▸ **Records**

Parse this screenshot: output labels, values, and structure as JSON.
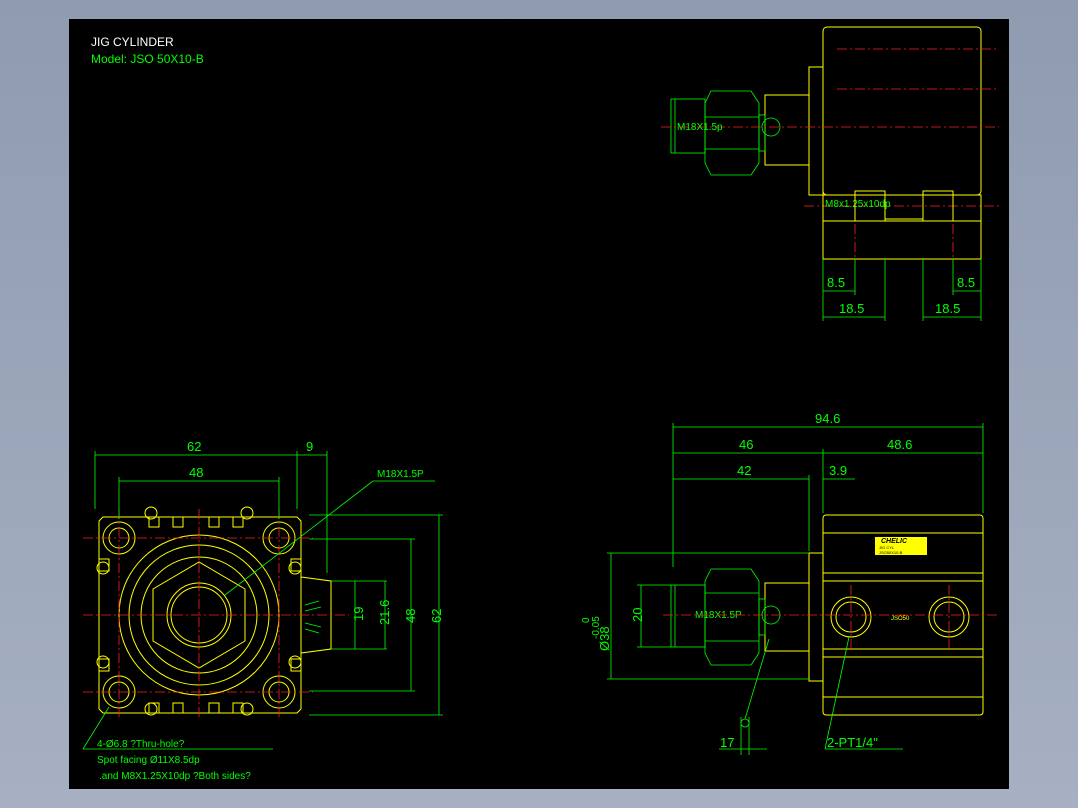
{
  "title": {
    "line1": "JIG CYLINDER",
    "line2": "Model:  JSO  50X10-B"
  },
  "colors": {
    "background": "#000000",
    "outline": "#ffff00",
    "dimension": "#00ff00",
    "centerline": "#ff2020",
    "viewport_frame": "#9aa5b8"
  },
  "top_view": {
    "thread_label": "M18X1.5p",
    "port_label": "M8x1.25x10dp",
    "dims": {
      "left_inner": "8.5",
      "right_inner": "8.5",
      "left_outer": "18.5",
      "right_outer": "18.5"
    }
  },
  "front_view": {
    "dims": {
      "width_62": "62",
      "hole_48": "48",
      "offset_9": "9",
      "h19": "19",
      "h21_6": "21.6",
      "h48": "48",
      "h62": "62"
    },
    "thread_callout": "M18X1.5P",
    "note_line1": "4-Ø6.8      ?Thru-hole?",
    "note_line2": "Spot facing  Ø11X8.5dp",
    "note_line3": ".and M8X1.25X10dp ?Both sides?"
  },
  "side_view": {
    "dims": {
      "total": "94.6",
      "left": "46",
      "right": "48.6",
      "inner": "42",
      "gap": "3.9",
      "d20": "20",
      "d38": "Ø38",
      "tol_upper": "0",
      "tol_lower": "-0.05",
      "d17": "17"
    },
    "thread_label": "M18X1.5P",
    "port_callout": "2-PT1/4\"",
    "brand": "CHELIC",
    "plate_small": "JSO50",
    "plate_line1": "JIG CYL",
    "plate_line2": "JSO50X10-B"
  }
}
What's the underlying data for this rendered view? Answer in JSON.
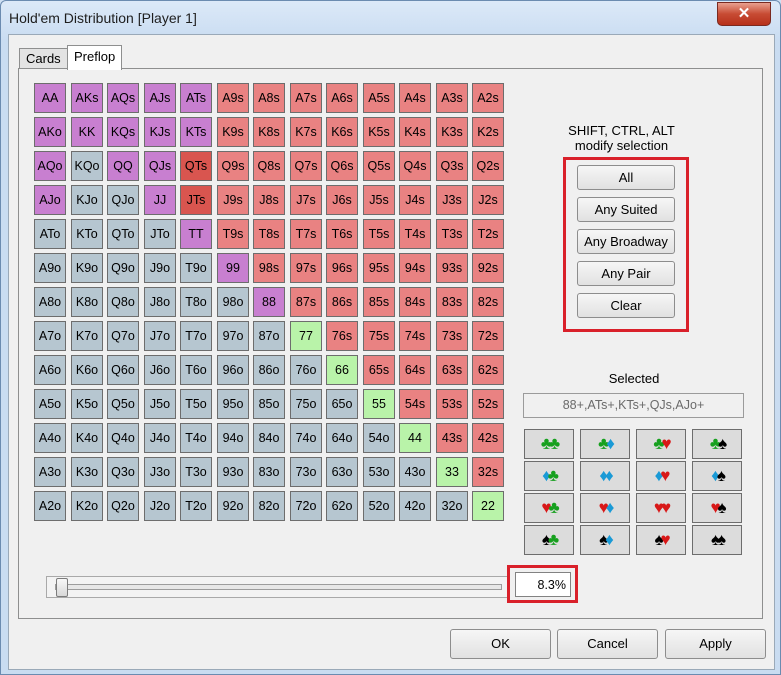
{
  "window": {
    "title": "Hold'em Distribution [Player 1]",
    "close_label": "✕"
  },
  "tabs": [
    {
      "label": "Cards"
    },
    {
      "label": "Preflop"
    }
  ],
  "grid": {
    "rows": [
      [
        "AA",
        "AKs",
        "AQs",
        "AJs",
        "ATs",
        "A9s",
        "A8s",
        "A7s",
        "A6s",
        "A5s",
        "A4s",
        "A3s",
        "A2s"
      ],
      [
        "AKo",
        "KK",
        "KQs",
        "KJs",
        "KTs",
        "K9s",
        "K8s",
        "K7s",
        "K6s",
        "K5s",
        "K4s",
        "K3s",
        "K2s"
      ],
      [
        "AQo",
        "KQo",
        "QQ",
        "QJs",
        "QTs",
        "Q9s",
        "Q8s",
        "Q7s",
        "Q6s",
        "Q5s",
        "Q4s",
        "Q3s",
        "Q2s"
      ],
      [
        "AJo",
        "KJo",
        "QJo",
        "JJ",
        "JTs",
        "J9s",
        "J8s",
        "J7s",
        "J6s",
        "J5s",
        "J4s",
        "J3s",
        "J2s"
      ],
      [
        "ATo",
        "KTo",
        "QTo",
        "JTo",
        "TT",
        "T9s",
        "T8s",
        "T7s",
        "T6s",
        "T5s",
        "T4s",
        "T3s",
        "T2s"
      ],
      [
        "A9o",
        "K9o",
        "Q9o",
        "J9o",
        "T9o",
        "99",
        "98s",
        "97s",
        "96s",
        "95s",
        "94s",
        "93s",
        "92s"
      ],
      [
        "A8o",
        "K8o",
        "Q8o",
        "J8o",
        "T8o",
        "98o",
        "88",
        "87s",
        "86s",
        "85s",
        "84s",
        "83s",
        "82s"
      ],
      [
        "A7o",
        "K7o",
        "Q7o",
        "J7o",
        "T7o",
        "97o",
        "87o",
        "77",
        "76s",
        "75s",
        "74s",
        "73s",
        "72s"
      ],
      [
        "A6o",
        "K6o",
        "Q6o",
        "J6o",
        "T6o",
        "96o",
        "86o",
        "76o",
        "66",
        "65s",
        "64s",
        "63s",
        "62s"
      ],
      [
        "A5o",
        "K5o",
        "Q5o",
        "J5o",
        "T5o",
        "95o",
        "85o",
        "75o",
        "65o",
        "55",
        "54s",
        "53s",
        "52s"
      ],
      [
        "A4o",
        "K4o",
        "Q4o",
        "J4o",
        "T4o",
        "94o",
        "84o",
        "74o",
        "64o",
        "54o",
        "44",
        "43s",
        "42s"
      ],
      [
        "A3o",
        "K3o",
        "Q3o",
        "J3o",
        "T3o",
        "93o",
        "83o",
        "73o",
        "63o",
        "53o",
        "43o",
        "33",
        "32s"
      ],
      [
        "A2o",
        "K2o",
        "Q2o",
        "J2o",
        "T2o",
        "92o",
        "82o",
        "72o",
        "62o",
        "52o",
        "42o",
        "32o",
        "22"
      ]
    ],
    "colors": {
      "selected": "#c87fd0",
      "suited": "#e98282",
      "offsuit": "#b6c6d0",
      "pair": "#b9f3a9",
      "highlight": "#d9554f"
    },
    "highlighted": [
      "QTs",
      "JTs"
    ]
  },
  "modify": {
    "hint": "SHIFT, CTRL, ALT\nmodify selection",
    "buttons": [
      "All",
      "Any Suited",
      "Any Broadway",
      "Any Pair",
      "Clear"
    ]
  },
  "selected": {
    "label": "Selected",
    "value": "88+,ATs+,KTs+,QJs,AJo+"
  },
  "suits": [
    [
      "♣♣",
      "♣♦",
      "♣♥",
      "♣♠"
    ],
    [
      "♦♣",
      "♦♦",
      "♦♥",
      "♦♠"
    ],
    [
      "♥♣",
      "♥♦",
      "♥♥",
      "♥♠"
    ],
    [
      "♠♣",
      "♠♦",
      "♠♥",
      "♠♠"
    ]
  ],
  "range": {
    "percent_label": "8.3%",
    "percent_value": 8.3
  },
  "footer": {
    "ok": "OK",
    "cancel": "Cancel",
    "apply": "Apply"
  }
}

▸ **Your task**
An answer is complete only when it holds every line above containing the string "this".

▸ **Finished task**
Parse this screenshot: output labels, values, and structure as JSON.
What's the underlying data for this rendered view? Answer in JSON.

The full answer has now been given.